Ilford Harman Technology – South Weber, UT – Fujifilm X100F

That’s a lot harder to accomplish digitally because there are so many options and ways to customize each image. For example, Alien Skin Exposure X2 has over 500 one-click presets that can be heavily customized. With so many choices, it takes some serious discipline and restraint to stick with just a few. Creating and applying an undeviating style to your RAW workflow is something that’s rarely realized.

I think it’s better to have a consistent look that you can easily recognize. Especially within projects. It shouldn’t be all over the place. It looks incoherent if its inconsistent.

By shooting JPEG and relying on the Film Simulations found in the X100F, I can get back to the consistent look that I achieved as a film shooter. I have a few custom recipes that I use, and because of that there is a uniformity that my pictures lacked for a long time.



Haugen – Farmington, UT – Fujifilm X100F

There’s been a lot of controversy lately with photographer’s use of Photoshop. Some very big names have shown up in the news. There’s been many debates on how much editing is too much. It’s all subjective, and so the line will always remain grey. Besides, people have been manipulating pictures since the early days of photography.

But there is a point when a photograph loses its authenticity. Its not hard to move from photography into graphic design or digital artistry. Photography is less believable now than it used to be.

I get asked often, “Is that how it really looked? How much did you Photoshop this?” People look at photography as a mix of reality and fantasy. They don’t take it at face value anymore. It lacks truth, it lacks authenticity.


Man In The Straw Hat – South Weber, UT – Fujifilm X100F

It’s like the old saying, “Fool me once, shame on you. Fool me twice, shame on me.” I think people are tired of being fooled and tricked by pictures that have been heavily manipulated.

Many news outlets have begun requiring that only straight-out-of-camera JPEGs be submitted. There have been too many examples where some photograph in a big story turned out to be significantly edited. Now many news outlets want only what the camera captured, no manipulation please! This is to save the integrity of the genre, which has lost significant credibility.

Shooting JPEGs allows you to answer, “This is how the camera captured it. I didn’t use Photoshop or any other software. This is straight from the camera unedited.” This isn’t for bragging rights. There is value in creating authentic pictures, and this is becoming more true every day.



Yashica Rangefinder & Fujicolor – South Weber, UT – Fujifilm X100F

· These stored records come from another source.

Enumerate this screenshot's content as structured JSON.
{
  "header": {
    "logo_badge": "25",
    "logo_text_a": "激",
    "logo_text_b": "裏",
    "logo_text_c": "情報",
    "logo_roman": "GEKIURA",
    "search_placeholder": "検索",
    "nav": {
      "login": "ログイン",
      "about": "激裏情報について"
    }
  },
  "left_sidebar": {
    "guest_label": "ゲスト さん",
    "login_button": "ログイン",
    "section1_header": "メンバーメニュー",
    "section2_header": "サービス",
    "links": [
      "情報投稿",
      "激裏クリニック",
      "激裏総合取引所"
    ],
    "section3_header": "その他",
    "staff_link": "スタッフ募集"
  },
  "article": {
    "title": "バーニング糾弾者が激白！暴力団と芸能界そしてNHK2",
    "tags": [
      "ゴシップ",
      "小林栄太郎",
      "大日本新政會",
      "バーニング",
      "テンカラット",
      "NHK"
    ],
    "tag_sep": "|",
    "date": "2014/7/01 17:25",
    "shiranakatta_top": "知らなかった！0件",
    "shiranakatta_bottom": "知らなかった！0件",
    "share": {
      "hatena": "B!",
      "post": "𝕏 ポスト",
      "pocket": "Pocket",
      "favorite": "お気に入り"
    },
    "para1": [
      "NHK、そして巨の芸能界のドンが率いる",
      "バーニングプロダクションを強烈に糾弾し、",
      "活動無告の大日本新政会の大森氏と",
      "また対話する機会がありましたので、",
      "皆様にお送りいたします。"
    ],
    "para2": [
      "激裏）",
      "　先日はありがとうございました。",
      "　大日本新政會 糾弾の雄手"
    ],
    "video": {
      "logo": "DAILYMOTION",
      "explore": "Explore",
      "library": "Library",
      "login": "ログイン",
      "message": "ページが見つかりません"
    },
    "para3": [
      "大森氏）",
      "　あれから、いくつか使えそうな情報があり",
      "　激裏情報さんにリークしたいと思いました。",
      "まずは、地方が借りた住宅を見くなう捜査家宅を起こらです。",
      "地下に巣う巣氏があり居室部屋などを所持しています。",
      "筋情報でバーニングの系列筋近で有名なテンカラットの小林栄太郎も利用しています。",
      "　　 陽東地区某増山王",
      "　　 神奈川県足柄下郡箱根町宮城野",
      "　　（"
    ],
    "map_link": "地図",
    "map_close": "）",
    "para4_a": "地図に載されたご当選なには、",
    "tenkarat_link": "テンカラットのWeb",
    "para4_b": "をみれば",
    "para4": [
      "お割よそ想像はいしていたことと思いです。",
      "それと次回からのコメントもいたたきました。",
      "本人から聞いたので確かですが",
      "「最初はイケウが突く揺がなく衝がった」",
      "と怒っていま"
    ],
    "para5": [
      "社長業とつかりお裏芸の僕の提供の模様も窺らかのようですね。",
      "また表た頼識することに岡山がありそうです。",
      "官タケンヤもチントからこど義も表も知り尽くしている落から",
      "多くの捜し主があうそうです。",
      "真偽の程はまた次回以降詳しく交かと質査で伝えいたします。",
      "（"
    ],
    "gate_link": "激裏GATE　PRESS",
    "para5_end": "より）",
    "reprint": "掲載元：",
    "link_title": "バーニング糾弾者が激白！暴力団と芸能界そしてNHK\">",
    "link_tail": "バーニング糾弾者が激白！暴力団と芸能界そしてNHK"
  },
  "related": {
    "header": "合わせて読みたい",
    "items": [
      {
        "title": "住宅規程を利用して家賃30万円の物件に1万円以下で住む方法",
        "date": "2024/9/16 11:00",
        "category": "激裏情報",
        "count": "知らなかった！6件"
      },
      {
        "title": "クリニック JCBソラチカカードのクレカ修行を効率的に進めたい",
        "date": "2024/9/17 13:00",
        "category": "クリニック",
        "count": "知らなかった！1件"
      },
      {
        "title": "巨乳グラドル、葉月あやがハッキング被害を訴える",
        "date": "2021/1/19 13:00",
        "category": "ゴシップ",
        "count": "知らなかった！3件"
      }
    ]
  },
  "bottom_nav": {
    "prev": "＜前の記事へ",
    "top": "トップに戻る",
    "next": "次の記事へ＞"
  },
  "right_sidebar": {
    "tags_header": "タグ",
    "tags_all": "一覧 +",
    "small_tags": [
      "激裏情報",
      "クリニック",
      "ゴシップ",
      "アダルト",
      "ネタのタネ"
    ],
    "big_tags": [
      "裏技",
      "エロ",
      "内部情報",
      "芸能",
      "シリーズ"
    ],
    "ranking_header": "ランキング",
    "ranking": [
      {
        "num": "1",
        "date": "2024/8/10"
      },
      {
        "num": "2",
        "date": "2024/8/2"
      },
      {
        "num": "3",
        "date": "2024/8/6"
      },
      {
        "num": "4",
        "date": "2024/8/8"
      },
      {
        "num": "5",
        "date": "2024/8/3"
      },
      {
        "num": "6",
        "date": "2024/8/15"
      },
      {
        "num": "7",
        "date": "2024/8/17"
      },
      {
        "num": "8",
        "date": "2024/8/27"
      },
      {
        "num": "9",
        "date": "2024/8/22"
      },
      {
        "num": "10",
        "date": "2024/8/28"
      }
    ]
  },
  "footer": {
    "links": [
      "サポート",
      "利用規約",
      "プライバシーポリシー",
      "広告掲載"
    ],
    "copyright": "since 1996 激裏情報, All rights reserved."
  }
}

Several weeks ago I was asked to photograph for someone, and he needed the pictures immediately. He paid me a higher premium for this service. I made my exposures and, using the screen on the back of my X100F, deleted the ones that weren’t good. After I was finished I uploaded the pictures directly to his laptop. From the moment that I arrived to the delivery of the finished pictures was about an hour–photoshoot completely finished and check in my hand.

As I was driving away, I thought that this is how it should be every time. In the past I would have spent a day post-processing the pictures. But since the straight-out-of-camera JPEGs look so darn good, I felt more than comfortable delivering them to the client unedited. And this person contacted me twice afterwards to tell me just how pleased he was with the pictures. “They were perfect,” he said.

I save so much time and money by not shooting RAW. There are plenty of good reasons to choose JPEG instead, all of which I laid out above. All of the photographs in this article that were captured using the X100F are straight-out-of-camera JPEGs. I just wish that there wasn’t such a stigmatic attitude towards it. But times are changing, and technology is advancing, and I think that the lowly camera-made JPEG will see new life in the upcoming years.